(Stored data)
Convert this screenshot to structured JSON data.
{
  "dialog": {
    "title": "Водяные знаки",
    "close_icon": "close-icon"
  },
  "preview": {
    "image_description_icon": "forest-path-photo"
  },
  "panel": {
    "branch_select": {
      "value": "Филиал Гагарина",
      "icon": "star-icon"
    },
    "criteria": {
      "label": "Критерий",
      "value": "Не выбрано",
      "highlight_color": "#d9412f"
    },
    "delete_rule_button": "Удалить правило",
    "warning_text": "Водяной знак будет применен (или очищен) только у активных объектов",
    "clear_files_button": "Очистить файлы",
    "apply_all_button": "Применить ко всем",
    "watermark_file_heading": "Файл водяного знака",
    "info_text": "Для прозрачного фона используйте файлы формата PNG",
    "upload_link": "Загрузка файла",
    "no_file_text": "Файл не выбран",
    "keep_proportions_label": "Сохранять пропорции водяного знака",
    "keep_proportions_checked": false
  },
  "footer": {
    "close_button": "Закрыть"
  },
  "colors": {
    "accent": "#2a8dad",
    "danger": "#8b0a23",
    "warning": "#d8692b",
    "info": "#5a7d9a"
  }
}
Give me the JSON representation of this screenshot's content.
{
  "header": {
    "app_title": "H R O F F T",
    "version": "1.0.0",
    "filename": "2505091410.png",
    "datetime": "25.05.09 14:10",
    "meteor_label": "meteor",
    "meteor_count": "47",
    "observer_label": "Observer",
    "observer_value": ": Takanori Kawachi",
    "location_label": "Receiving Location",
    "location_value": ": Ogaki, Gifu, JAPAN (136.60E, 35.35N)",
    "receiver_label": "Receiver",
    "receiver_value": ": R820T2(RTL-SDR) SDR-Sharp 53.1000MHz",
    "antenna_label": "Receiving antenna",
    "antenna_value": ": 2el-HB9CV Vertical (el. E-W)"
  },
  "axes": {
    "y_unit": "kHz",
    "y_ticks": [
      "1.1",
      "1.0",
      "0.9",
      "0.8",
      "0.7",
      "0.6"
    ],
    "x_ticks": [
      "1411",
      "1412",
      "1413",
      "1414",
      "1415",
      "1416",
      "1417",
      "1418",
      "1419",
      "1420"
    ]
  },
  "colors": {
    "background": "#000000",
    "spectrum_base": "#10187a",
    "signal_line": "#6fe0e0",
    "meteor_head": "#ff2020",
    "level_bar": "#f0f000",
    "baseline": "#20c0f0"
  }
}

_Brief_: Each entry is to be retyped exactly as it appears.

_Response for this exercise_:
Convert this screenshot to structured JSON data.
{
  "dialog": {
    "title": "Водяные знаки",
    "close_icon": "close-icon"
  },
  "preview": {
    "image_description_icon": "forest-path-photo"
  },
  "panel": {
    "branch_select": {
      "value": "Филиал Гагарина",
      "icon": "star-icon"
    },
    "criteria": {
      "label": "Критерий",
      "value": "Не выбрано",
      "highlight_color": "#d9412f"
    },
    "delete_rule_button": "Удалить правило",
    "warning_text": "Водяной знак будет применен (или очищен) только у активных объектов",
    "clear_files_button": "Очистить файлы",
    "apply_all_button": "Применить ко всем",
    "watermark_file_heading": "Файл водяного знака",
    "info_text": "Для прозрачного фона используйте файлы формата PNG",
    "upload_link": "Загрузка файла",
    "no_file_text": "Файл не выбран",
    "keep_proportions_label": "Сохранять пропорции водяного знака",
    "keep_proportions_checked": false
  },
  "footer": {
    "close_button": "Закрыть"
  },
  "colors": {
    "accent": "#2a8dad",
    "danger": "#8b0a23",
    "warning": "#d8692b",
    "info": "#5a7d9a"
  }
}
Give me the JSON representation of this screenshot's content.
{
  "header": {
    "app_title": "H R O F F T",
    "version": "1.0.0",
    "filename": "2505091410.png",
    "datetime": "25.05.09 14:10",
    "meteor_label": "meteor",
    "meteor_count": "47",
    "observer_label": "Observer",
    "observer_value": ": Takanori Kawachi",
    "location_label": "Receiving Location",
    "location_value": ": Ogaki, Gifu, JAPAN (136.60E, 35.35N)",
    "receiver_label": "Receiver",
    "receiver_value": ": R820T2(RTL-SDR) SDR-Sharp 53.1000MHz",
    "antenna_label": "Receiving antenna",
    "antenna_value": ": 2el-HB9CV Vertical (el. E-W)"
  },
  "axes": {
    "y_unit": "kHz",
    "y_ticks": [
      "1.1",
      "1.0",
      "0.9",
      "0.8",
      "0.7",
      "0.6"
    ],
    "x_ticks": [
      "1411",
      "1412",
      "1413",
      "1414",
      "1415",
      "1416",
      "1417",
      "1418",
      "1419",
      "1420"
    ]
  },
  "colors": {
    "background": "#000000",
    "spectrum_base": "#10187a",
    "signal_line": "#6fe0e0",
    "meteor_head": "#ff2020",
    "level_bar": "#f0f000",
    "baseline": "#20c0f0"
  }
}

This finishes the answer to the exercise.